Sue Manning / The Associated Press
(Continued from page 1)
This undated publicity photo provided by the ASPCA shows Musketeer, a 5-year-old shepherd-pit bull mix, with Pia Silvani, vice president of training and behavior for St. Hubert's, in one of the "real rooms" at the ASPCA Behavioral Rehabilitation Center in Madison, N.J. The rooms simulate a home environment for dogs.
This undated publicity photo provided by the ASPCA shows Musketeerin the indoor portion of his kennel at the ASPCA Behavioral Rehabilitation Center.
Malamutes are 75-pound dogs. "Eighteen of the dogs were pregnant. One pregnant dog only weighed 48 pounds and had eight pups. Only one survived," said Bob Sutherland of Anchorage, president of the Alaska Malamute Assistance League.
The dogs were released to a humane society in Helena, Mont., where they were spayed and neutered, and another group helped place the animals.
While some dogs are in malamute rescues waiting for the right owner, many have found forever homes. Sutherland and his wife, Nicole McCullough, adopted one.
When the dogs were in evidence custody, Sutherland would visit to help out once a month. Cinder, a 6-year-old female, became his special project.
She is missing the tip of her ear, has broken teeth and a broken toe, injuries Sutherland said were caused when what little food was given to the dogs was thrown over a fence, causing food fights. Many of the dogs are even missing their tongues, he said.
Cinder has come a long way. "We took a shy dog, and she's all grins and giggles now. If you work with these dogs, they rise and shine. That's why this ASPCA facility is so valuable to us. We were super excited to get these dogs in there to go through a training regimen. It saves us a lot of heartbreak about what we do with these dogs," Sutherland said.
There will be those dogs that cannot overcome the fear, Collins said. But behaviorists will do everything possible and consider euthanasia as a last resort only if the dogs are suffering from an extremely poor quality of life or if they pose a significant threat to the public, she said.
The center will only be able to handle about 400 dogs during the project's two scheduled years, so it won't take an immediate burden off shelters, Collins said, but if researchers can come up with new ways to ease fear, anxiety and shyness in abused dogs, it could have a widespread impact.

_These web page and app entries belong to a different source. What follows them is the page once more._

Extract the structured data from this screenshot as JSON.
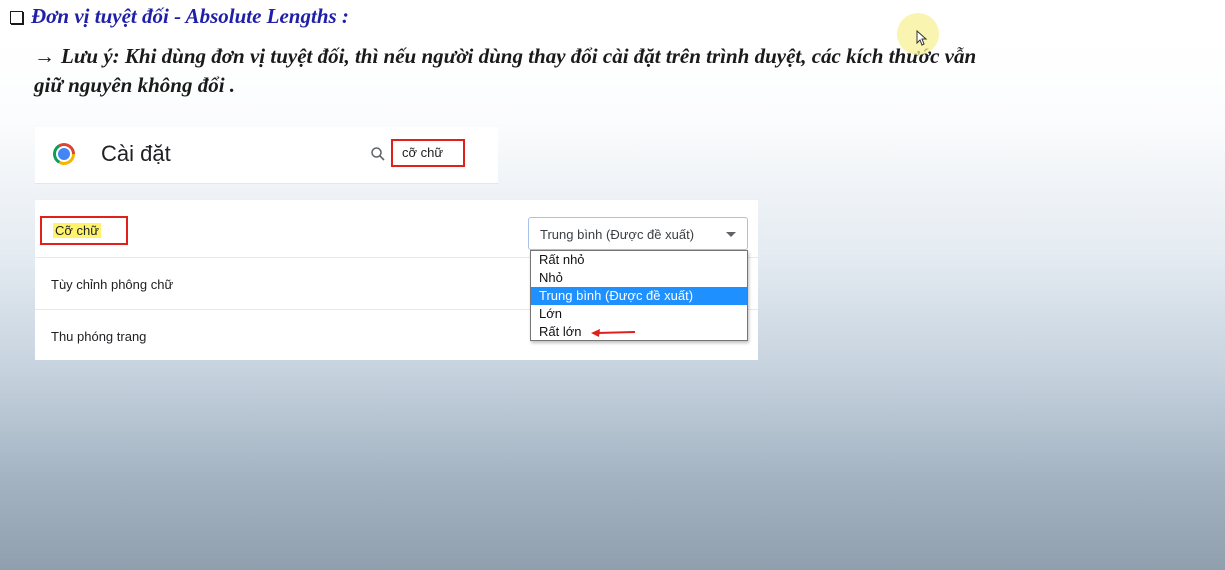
{
  "heading": {
    "text": "Đơn vị tuyệt đối - Absolute Lengths :",
    "icon": "checkbox-icon"
  },
  "note": {
    "arrow": "→",
    "line1": "Lưu ý: Khi dùng đơn vị tuyệt đối, thì nếu người dùng thay đổi cài đặt trên trình duyệt, các kích thước vẫn",
    "line2": "giữ nguyên không đổi ."
  },
  "settings_header": {
    "title": "Cài đặt",
    "search_value": "cỡ chữ",
    "logo": "chrome-logo",
    "search_icon": "search-icon"
  },
  "settings": {
    "rows": [
      {
        "label": "Cỡ chữ"
      },
      {
        "label": "Tùy chỉnh phông chữ"
      },
      {
        "label": "Thu phóng trang"
      }
    ],
    "font_size_select": {
      "value": "Trung bình (Được đề xuất)",
      "options": [
        "Rất nhỏ",
        "Nhỏ",
        "Trung bình (Được đề xuất)",
        "Lớn",
        "Rất lớn"
      ],
      "selected_index": 2
    }
  },
  "colors": {
    "heading_blue": "#1f1fa8",
    "highlight_red": "#e0201a",
    "option_selected": "#1e90ff",
    "label_highlight": "#fff36b"
  }
}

And success could mean another phase in the study, to include fighting dogs, or even cats, Collins said.